======== RECORDS TO PROCESS

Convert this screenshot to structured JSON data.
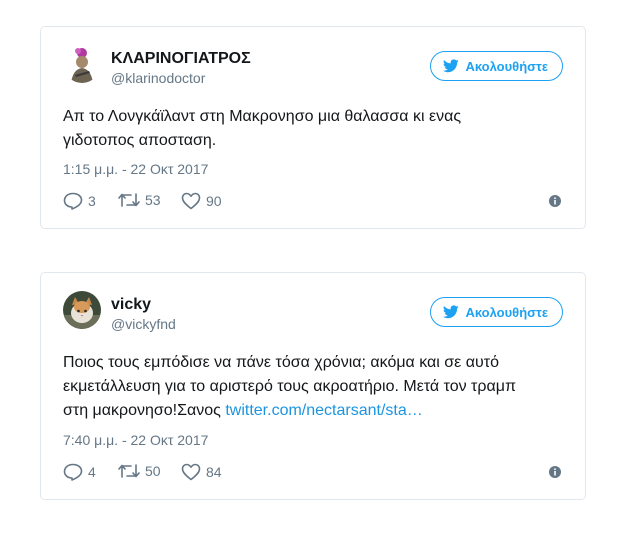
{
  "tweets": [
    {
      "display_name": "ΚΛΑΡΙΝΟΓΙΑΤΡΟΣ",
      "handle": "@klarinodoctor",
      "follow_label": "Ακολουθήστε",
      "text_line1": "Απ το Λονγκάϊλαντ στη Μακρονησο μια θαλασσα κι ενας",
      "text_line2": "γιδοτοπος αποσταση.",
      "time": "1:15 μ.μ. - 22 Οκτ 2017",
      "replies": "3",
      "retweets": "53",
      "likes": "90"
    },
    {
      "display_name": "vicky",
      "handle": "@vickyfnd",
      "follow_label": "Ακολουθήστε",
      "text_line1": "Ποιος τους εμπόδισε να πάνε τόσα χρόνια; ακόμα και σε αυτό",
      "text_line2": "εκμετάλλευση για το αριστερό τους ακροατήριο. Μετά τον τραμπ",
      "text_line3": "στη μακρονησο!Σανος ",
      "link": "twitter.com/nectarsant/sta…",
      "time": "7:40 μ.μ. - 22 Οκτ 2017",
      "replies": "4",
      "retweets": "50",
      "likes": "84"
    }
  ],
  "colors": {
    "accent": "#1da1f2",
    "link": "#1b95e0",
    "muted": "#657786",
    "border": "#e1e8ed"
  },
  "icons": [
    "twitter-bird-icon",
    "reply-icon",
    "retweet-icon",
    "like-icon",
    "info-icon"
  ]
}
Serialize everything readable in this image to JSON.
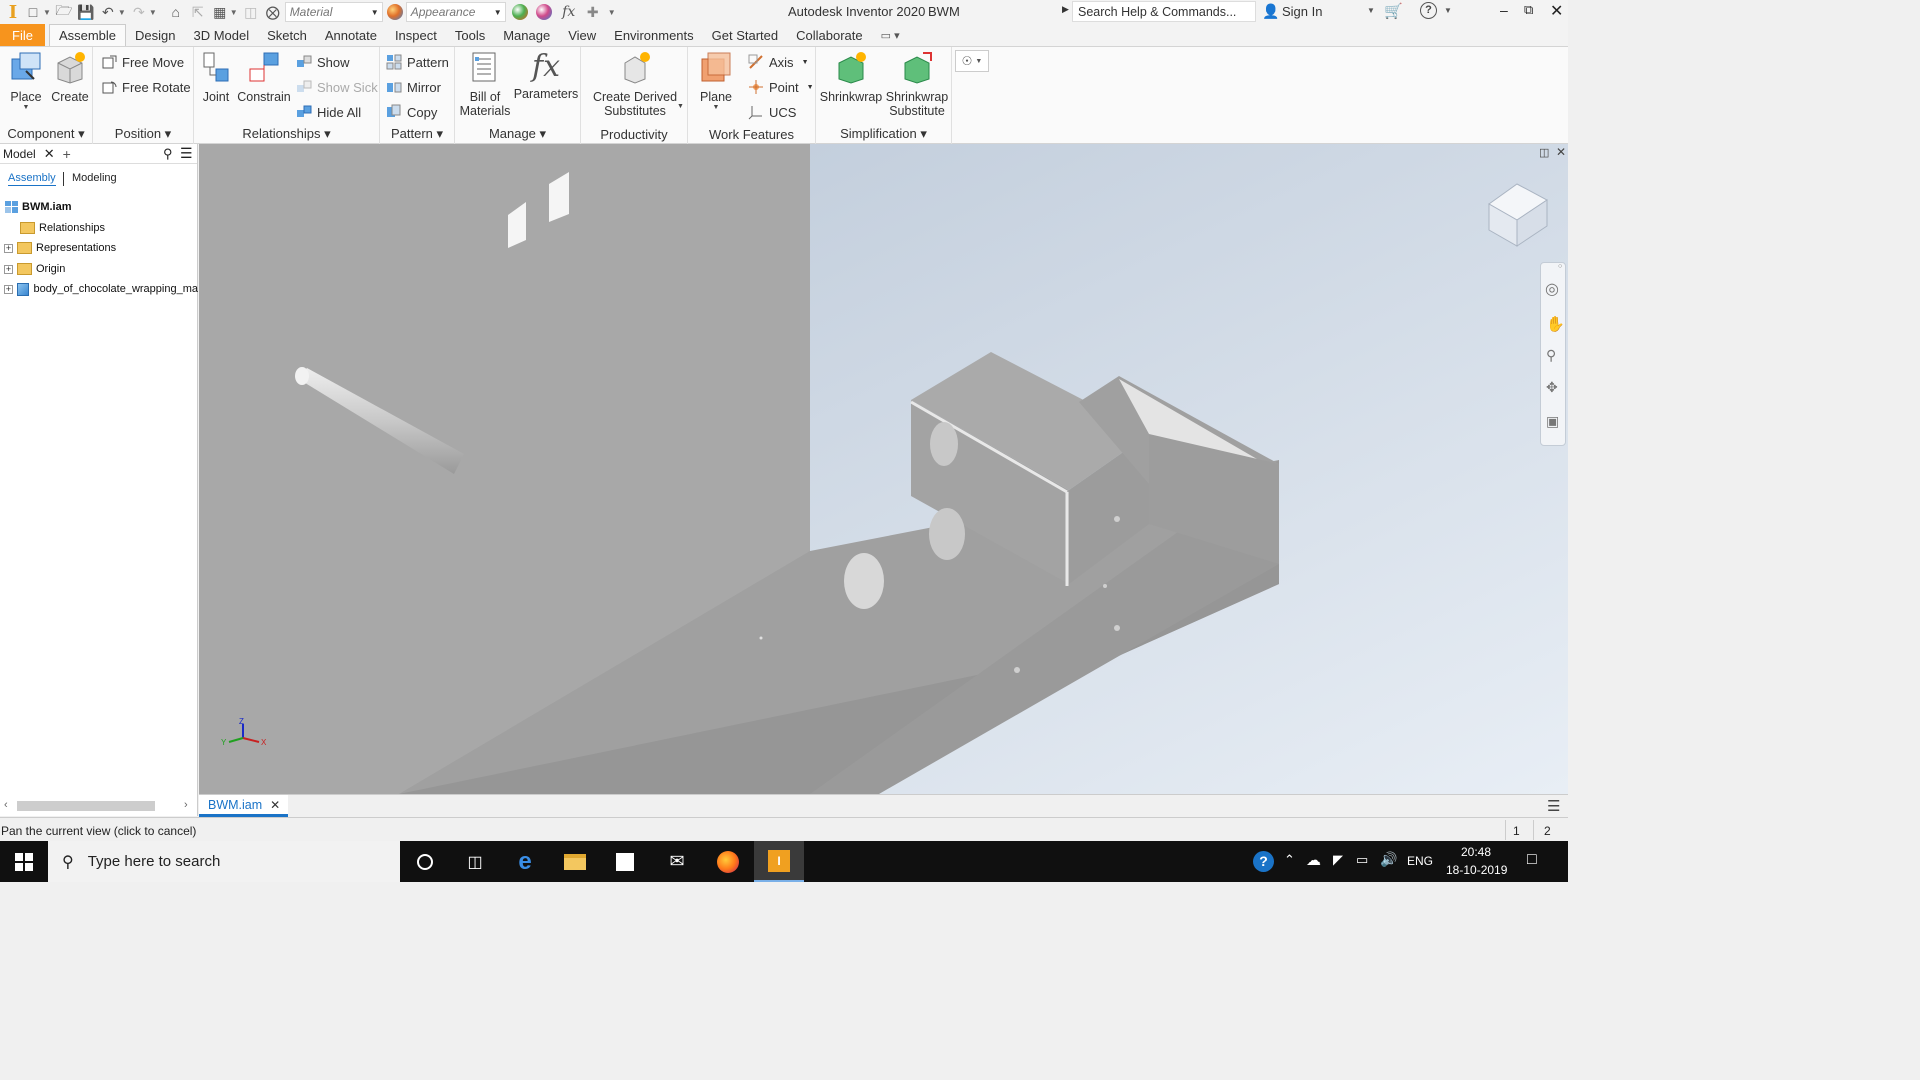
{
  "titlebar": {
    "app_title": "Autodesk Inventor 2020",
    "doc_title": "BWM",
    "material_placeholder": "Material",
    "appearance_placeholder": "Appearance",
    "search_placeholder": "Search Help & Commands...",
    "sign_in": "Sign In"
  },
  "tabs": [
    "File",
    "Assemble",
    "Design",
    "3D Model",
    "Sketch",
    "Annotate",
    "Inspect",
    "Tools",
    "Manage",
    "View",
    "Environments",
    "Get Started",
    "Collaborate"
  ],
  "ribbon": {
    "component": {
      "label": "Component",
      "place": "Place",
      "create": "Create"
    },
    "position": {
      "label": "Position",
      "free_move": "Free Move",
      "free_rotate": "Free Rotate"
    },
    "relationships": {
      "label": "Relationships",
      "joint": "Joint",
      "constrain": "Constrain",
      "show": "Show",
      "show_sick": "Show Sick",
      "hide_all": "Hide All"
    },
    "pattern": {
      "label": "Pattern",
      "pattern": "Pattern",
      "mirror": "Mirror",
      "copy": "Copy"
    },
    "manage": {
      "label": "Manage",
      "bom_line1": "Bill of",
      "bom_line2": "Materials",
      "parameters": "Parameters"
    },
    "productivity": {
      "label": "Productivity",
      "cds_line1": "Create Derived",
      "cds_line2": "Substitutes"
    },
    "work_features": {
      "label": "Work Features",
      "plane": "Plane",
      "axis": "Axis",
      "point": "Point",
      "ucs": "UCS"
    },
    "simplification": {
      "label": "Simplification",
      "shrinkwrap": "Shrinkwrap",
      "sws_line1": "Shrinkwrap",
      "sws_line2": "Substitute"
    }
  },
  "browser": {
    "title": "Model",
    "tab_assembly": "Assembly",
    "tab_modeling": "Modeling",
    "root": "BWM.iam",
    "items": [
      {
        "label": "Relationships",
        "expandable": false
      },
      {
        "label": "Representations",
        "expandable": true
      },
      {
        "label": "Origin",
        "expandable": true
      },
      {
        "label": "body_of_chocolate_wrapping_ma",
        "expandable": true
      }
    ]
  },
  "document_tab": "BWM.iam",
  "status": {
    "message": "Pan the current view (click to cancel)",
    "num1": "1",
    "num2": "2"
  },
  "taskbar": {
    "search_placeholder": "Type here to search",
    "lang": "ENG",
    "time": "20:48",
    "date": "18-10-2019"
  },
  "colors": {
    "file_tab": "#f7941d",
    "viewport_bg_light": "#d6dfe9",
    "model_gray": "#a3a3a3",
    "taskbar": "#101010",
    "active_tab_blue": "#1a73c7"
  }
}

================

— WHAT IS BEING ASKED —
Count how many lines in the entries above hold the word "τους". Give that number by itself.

— SOLUTION —
2